▶ **Problem requirements**: With all pictures excluded, restate the records that follow exactly as written.

▶ **Material supplied**:
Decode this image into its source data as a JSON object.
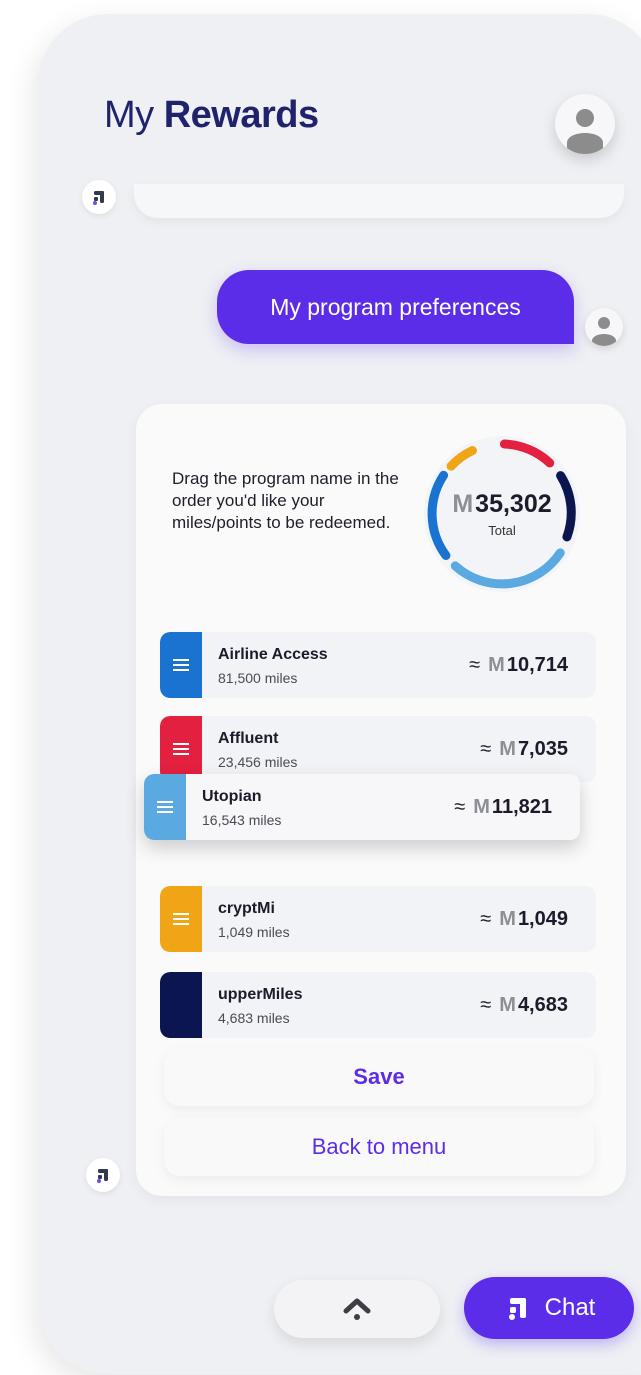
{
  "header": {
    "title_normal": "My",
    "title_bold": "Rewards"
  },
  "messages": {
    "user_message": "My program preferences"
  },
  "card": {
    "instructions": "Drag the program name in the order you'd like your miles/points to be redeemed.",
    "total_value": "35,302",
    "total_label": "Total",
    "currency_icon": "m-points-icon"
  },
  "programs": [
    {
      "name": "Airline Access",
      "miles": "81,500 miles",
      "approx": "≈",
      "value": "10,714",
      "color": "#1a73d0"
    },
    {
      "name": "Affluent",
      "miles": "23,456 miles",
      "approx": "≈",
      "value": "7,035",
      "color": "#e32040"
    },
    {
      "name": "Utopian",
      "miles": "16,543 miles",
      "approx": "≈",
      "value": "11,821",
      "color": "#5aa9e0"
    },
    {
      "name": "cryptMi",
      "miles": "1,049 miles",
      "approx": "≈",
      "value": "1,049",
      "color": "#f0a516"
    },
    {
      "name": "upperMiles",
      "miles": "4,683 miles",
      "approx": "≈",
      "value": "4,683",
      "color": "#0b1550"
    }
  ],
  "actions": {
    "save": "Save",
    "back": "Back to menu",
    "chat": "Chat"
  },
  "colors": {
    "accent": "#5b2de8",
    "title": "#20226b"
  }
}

▶ **Answer for the task**:
Decode this image into its source data as a JSON object.
{
  "header": {
    "title_normal": "My",
    "title_bold": "Rewards"
  },
  "messages": {
    "user_message": "My program preferences"
  },
  "card": {
    "instructions": "Drag the program name in the order you'd like your miles/points to be redeemed.",
    "total_value": "35,302",
    "total_label": "Total",
    "currency_icon": "m-points-icon"
  },
  "programs": [
    {
      "name": "Airline Access",
      "miles": "81,500 miles",
      "approx": "≈",
      "value": "10,714",
      "color": "#1a73d0"
    },
    {
      "name": "Affluent",
      "miles": "23,456 miles",
      "approx": "≈",
      "value": "7,035",
      "color": "#e32040"
    },
    {
      "name": "Utopian",
      "miles": "16,543 miles",
      "approx": "≈",
      "value": "11,821",
      "color": "#5aa9e0"
    },
    {
      "name": "cryptMi",
      "miles": "1,049 miles",
      "approx": "≈",
      "value": "1,049",
      "color": "#f0a516"
    },
    {
      "name": "upperMiles",
      "miles": "4,683 miles",
      "approx": "≈",
      "value": "4,683",
      "color": "#0b1550"
    }
  ],
  "actions": {
    "save": "Save",
    "back": "Back to menu",
    "chat": "Chat"
  },
  "colors": {
    "accent": "#5b2de8",
    "title": "#20226b"
  }
}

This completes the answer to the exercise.